In violation of the published recommendations of federal health officials and major medical organizations, one in four U.S. hospitals does not require the consent of patients before testing for infection with the AIDS virus and does not require patients to be notified if their tests are positive.
The numbers, which shocked AIDS experts interviewed on the findings, are contained in a survey conducted last year and published in today's issue of the Journal of the American Medical Association.
"This is very distressing," said June Osborne, chairman of the National Commission on AIDS. "Some hospitals are clearly walking away from the best judgments of all of the people that have looked at this issue."
"There is an awful lot more testing going on in hospitals than people are aware of," said University of California at Los Angeles researcher Charles E. Lewis, a co-author of the study. "If there is any lesson to this, it is that if you don't want to be tested, say so. And if you want to know the result, say so."
Since the mid-1980s, when a blood test for infection with the human immunodeficiency virus (HIV) first came into widespread use, the Centers for Disease Control and national medical organizations such as the American Hospital Association and American Medical Association have issued recommendations for how and when HIV tests should be used.
In general, all these organizations agree that medical providers should take general precautions to prevent transmission of diseases via blood or body fluids, rather than testing all patients, because of the possibility that a patient who tested positive would receive substandard health care.
In cases where testing is necessary, the recommendations are unanimous that it should be done only with the patient's consent and that the results of all tests should be shared with the patient.
According to the UCLA survey of hospitals' policies on HIV testing, 22 percent of the 561 U.S. hospitals sampled did not require that patients be informed before being tested, and 25 percent did not require that patients be told if they tested positive. Seventeen percent had no written policy on HIV testing, and one-third of all hospitals surveyed had no provision requiring that patients receive counseling before undergoing an HIV test.
Only 15 percent of hospitals reported that they test some or all patients for infection at the time of admission. The study did not specify the circumstances under which other surveyed hospitals performed such testing.
In some cases, Lewis said, the lack of an HIV testing policy reflected the lack of experience of some rural hospitals with AIDS patients. But he said that in more cases, hospitals test patients without telling them because staff members want to know whether patients are infected without having to go through the process of informing patients and obtaining their consent, with the possibility that they might refuse.
"On the one hand, institutions want to protect a patient's privacy and avoid litigation," he said. "On the other hand, those who work in institutions want to know which patients are infected and whose blood is infected. . . . Universal precautions ought to be enough to protect people, but this has become what most of AIDS has become, a non-rational set of issues driven by fear and gut-level responses."

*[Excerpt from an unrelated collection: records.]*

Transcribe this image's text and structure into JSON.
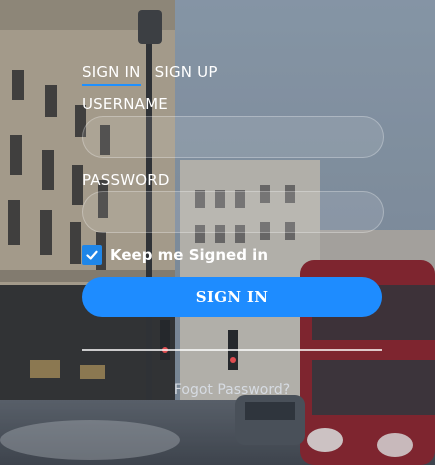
{
  "tabs": [
    {
      "label": "SIGN IN",
      "active": true
    },
    {
      "label": "SIGN UP",
      "active": false
    }
  ],
  "username": {
    "label": "USERNAME",
    "value": ""
  },
  "password": {
    "label": "PASSWORD",
    "value": ""
  },
  "keep_signed_in": {
    "label": "Keep me Signed in",
    "checked": true
  },
  "sign_in_button": "SIGN IN",
  "forgot_link": "Fogot Password?",
  "colors": {
    "accent": "#1e8cff",
    "checkbox": "#1f86e8",
    "bus": "#8a1a22"
  }
}
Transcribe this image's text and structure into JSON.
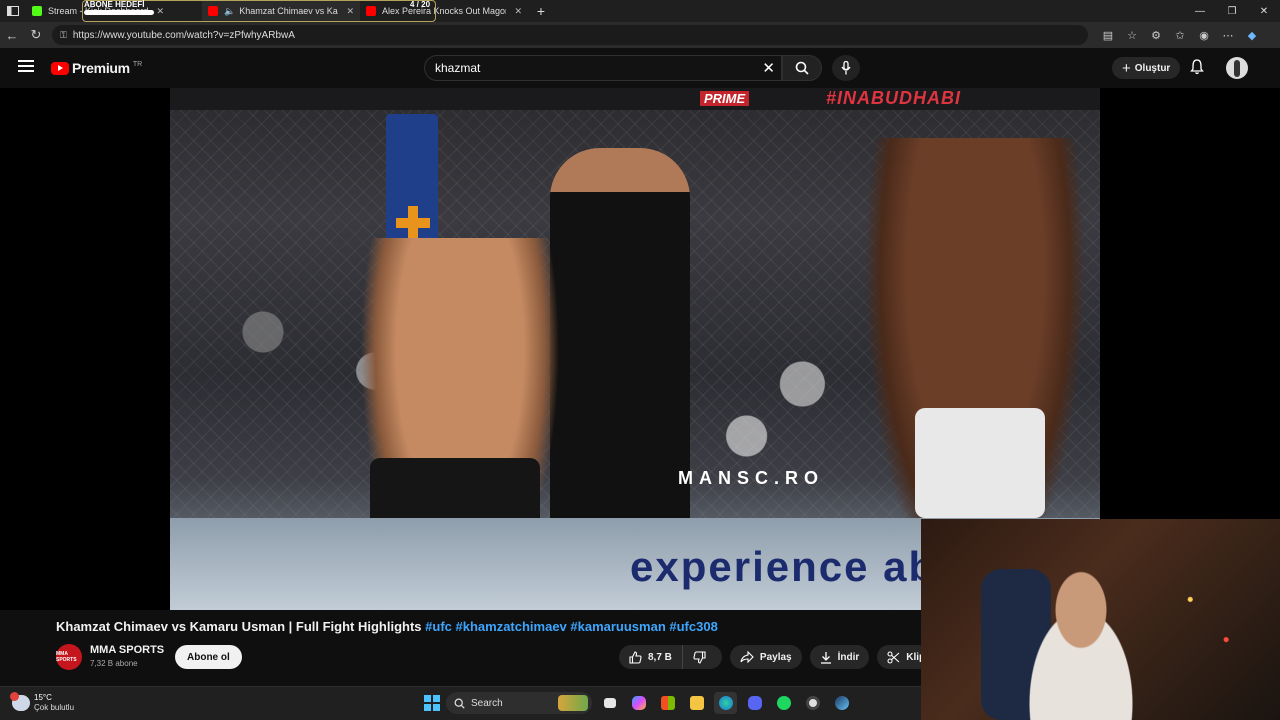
{
  "browser": {
    "tabs": [
      {
        "title": "Stream - Kick Dashboard",
        "favicon_color": "#53fc18"
      },
      {
        "title": "Khamzat Chimaev vs Kamaru",
        "favicon_color": "#ff0000",
        "active": true
      },
      {
        "title": "Alex Pereira Knocks Out Magome",
        "favicon_color": "#ff0000"
      }
    ],
    "new_tab_glyph": "+",
    "url": "https://www.youtube.com/watch?v=zPfwhyARbwA"
  },
  "stream_overlay": {
    "goal_label": "ABONE HEDEFİ",
    "goal_count": "4 / 20",
    "goal_progress": 0.2
  },
  "youtube": {
    "logo_text": "Premium",
    "region": "TR",
    "search_value": "khazmat",
    "create_label": "Oluştur"
  },
  "video": {
    "banner_brand": "PRIME",
    "banner_hashtag": "#INABUDHABI",
    "mat_text": "MANSC.RO",
    "mat_brand": "experience abu",
    "title_main": "Khamzat Chimaev vs Kamaru Usman | Full Fight Highlights ",
    "title_tags": "#ufc #khamzatchimaev #kamaruusman #ufc308",
    "channel": {
      "name": "MMA SPORTS",
      "subscribers": "7,32 B abone",
      "avatar_text": "MMA SPORTS"
    },
    "subscribe_label": "Abone ol",
    "actions": {
      "likes": "8,7 B",
      "share": "Paylaş",
      "download": "İndir",
      "clip": "Klip",
      "more": "..."
    }
  },
  "taskbar": {
    "temperature": "15°C",
    "condition": "Çok bulutlu",
    "search_placeholder": "Search",
    "apps": [
      "task-view",
      "copilot",
      "store",
      "file-explorer",
      "edge",
      "discord",
      "spotify",
      "obs",
      "steam"
    ]
  },
  "colors": {
    "yt_red": "#ff0000",
    "link_blue": "#3ea6ff",
    "kick_green": "#53fc18"
  }
}
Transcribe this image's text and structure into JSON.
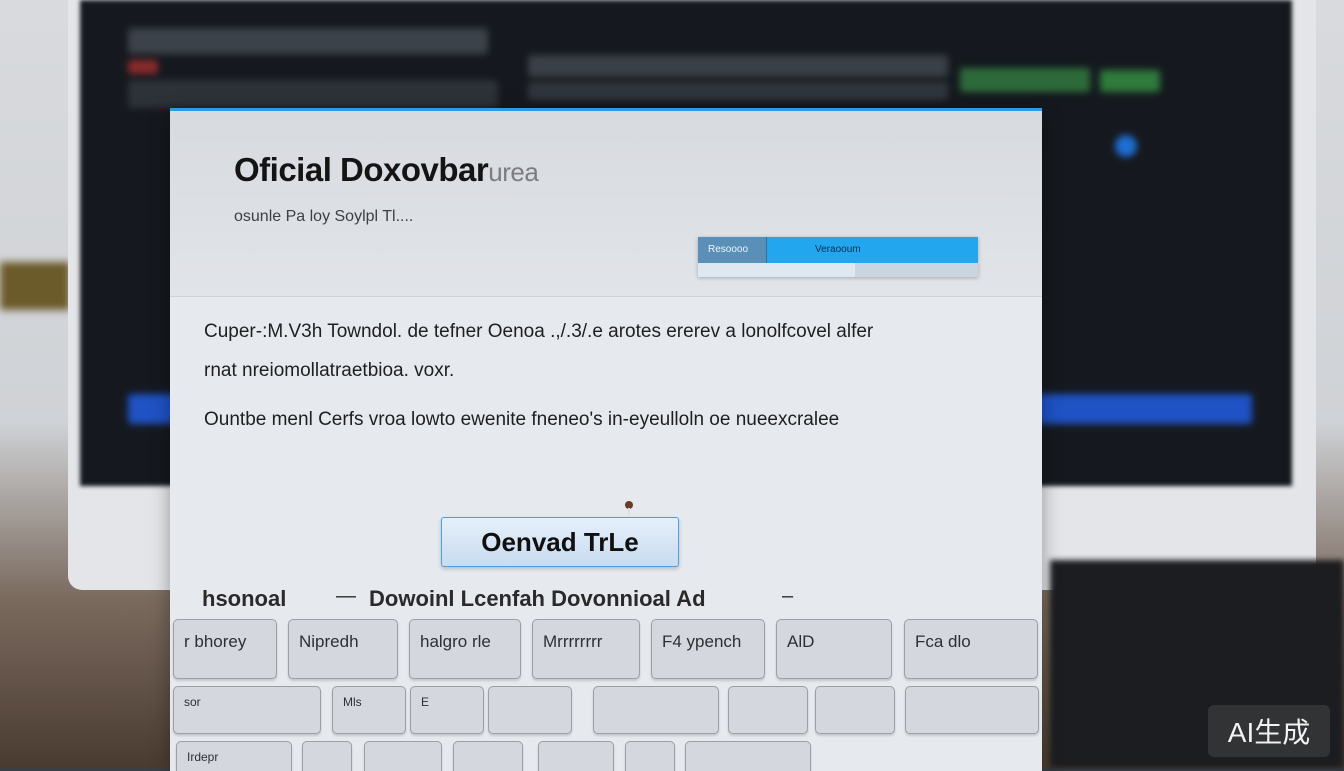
{
  "dialog": {
    "title": "Oficial Doxovbar",
    "title_tail": "urea",
    "subtitle": "osunle Pa loy Soylpl Tl....",
    "download_widget": {
      "segment_label": "Resoooo",
      "label": "Veraooum",
      "progress_fraction": 0.56
    },
    "paragraph_line_1": "Cuper-:M.V3h Towndol. de tefner Oenoa .,/.3/.e arotes ererev a lonolfcovel alfer",
    "paragraph_line_2": "rnat nreiomollatraetbioa. voxr.",
    "paragraph_line_3": "Ountbe menl Cerfs vroa lowto ewenite fneneo's in-eyeulloln oe nueexcralee",
    "open_button_label": "Oenvad TrLe",
    "footer_left": "hsonoal",
    "footer_dash_1": "—",
    "footer_main": "Dowoinl Lcenfah Dovonnioal Ad",
    "footer_dash_2": "–"
  },
  "keyboard": {
    "row1": [
      "r bhorey",
      "Nipredh",
      "halgro rle",
      "Mrrrrrrrr",
      "F4 ypench",
      "AlD",
      "Fca dlo"
    ],
    "row2": [
      "sor",
      "Mls",
      "E",
      "",
      "",
      "",
      "",
      ""
    ],
    "row3": [
      "Irdepr",
      "",
      "",
      "",
      "",
      "",
      ""
    ]
  },
  "watermark": "AI生成",
  "colors": {
    "accent_blue": "#22a7ef",
    "dialog_bg": "#e6e9ee",
    "button_border": "#4aa3e0"
  },
  "icons": {
    "cursor": "cursor-icon"
  }
}
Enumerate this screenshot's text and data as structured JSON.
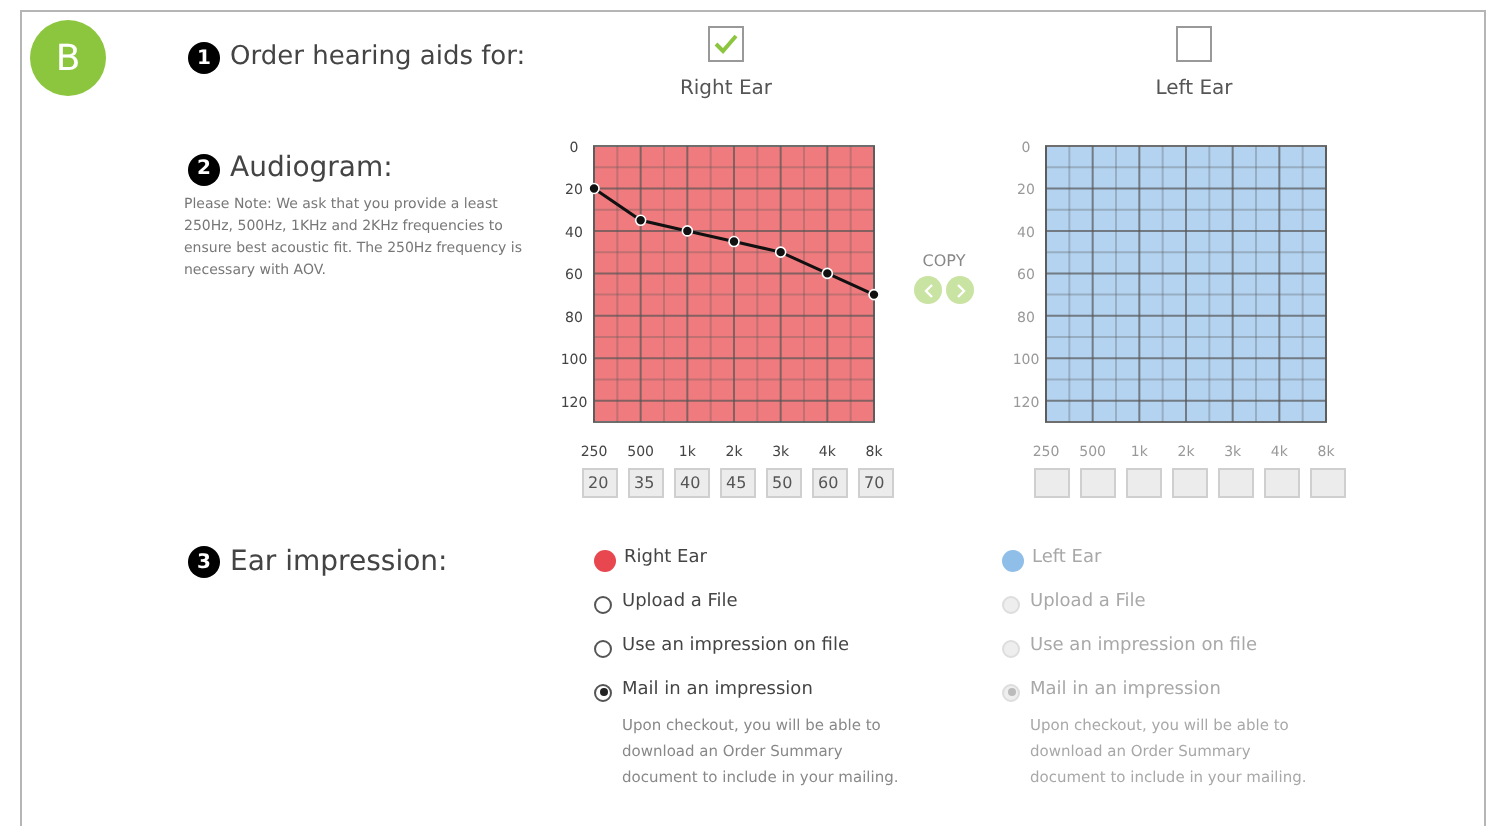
{
  "badge": "B",
  "order": {
    "number": "1",
    "title": "Order hearing aids for:",
    "ears": [
      {
        "label": "Right Ear",
        "checked": true
      },
      {
        "label": "Left Ear",
        "checked": false
      }
    ]
  },
  "audiogram": {
    "number": "2",
    "title": "Audiogram:",
    "note": "Please Note: We ask that you provide a least 250Hz, 500Hz, 1KHz and 2KHz frequencies to ensure best acoustic fit. The 250Hz frequency is necessary with AOV.",
    "copy_label": "COPY",
    "charts": [
      {
        "color": "#f07b7e",
        "readings": [
          "20",
          "35",
          "40",
          "45",
          "50",
          "60",
          "70"
        ],
        "chart_data": {
          "type": "line",
          "categories": [
            "250",
            "500",
            "1k",
            "2k",
            "3k",
            "4k",
            "8k"
          ],
          "series": [
            {
              "color": "#111111",
              "marker": "circle",
              "values": [
                20,
                35,
                40,
                45,
                50,
                60,
                70
              ]
            }
          ],
          "grid": true,
          "ylim": [
            130,
            0
          ],
          "yticks": [
            0,
            20,
            40,
            60,
            80,
            100,
            120
          ]
        }
      },
      {
        "color": "#b4d3f0",
        "chart_data": {
          "type": "line",
          "categories": [
            "250",
            "500",
            "1k",
            "2k",
            "3k",
            "4k",
            "8k"
          ],
          "series": [
            {
              "values": [
                null,
                null,
                null,
                null,
                null,
                null,
                null
              ]
            }
          ],
          "grid": true,
          "ylim": [
            130,
            0
          ],
          "yticks": [
            0,
            20,
            40,
            60,
            80,
            100,
            120
          ]
        }
      }
    ]
  },
  "impression": {
    "number": "3",
    "title": "Ear impression:",
    "ears": [
      {
        "label": "Right Ear",
        "color": "#e8474f",
        "disabled": false,
        "options": [
          {
            "label": "Upload a File",
            "selected": false
          },
          {
            "label": "Use an impression on file",
            "selected": false
          },
          {
            "label": "Mail in an impression",
            "selected": true
          }
        ],
        "note": "Upon checkout, you will be able to download an Order Summary document to include in your mailing."
      },
      {
        "label": "Left Ear",
        "color": "#8fbfe8",
        "disabled": true,
        "options": [
          {
            "label": "Upload a File",
            "selected": false
          },
          {
            "label": "Use an impression on file",
            "selected": false
          },
          {
            "label": "Mail in an impression",
            "selected": true
          }
        ],
        "note": "Upon checkout, you will be able to download an Order Summary document to include in your mailing."
      }
    ]
  }
}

"We're clearly disturbed by this data," said Carissa Cunningham, a spokesman for the Gay Men's Health Crisis in New York. "The point is not patient's rights but disease prevention. If people aren't giving consent then they're not getting counseling. People aren't getting information about how to prevent transmission to others right at the point where they are most susceptible to that information."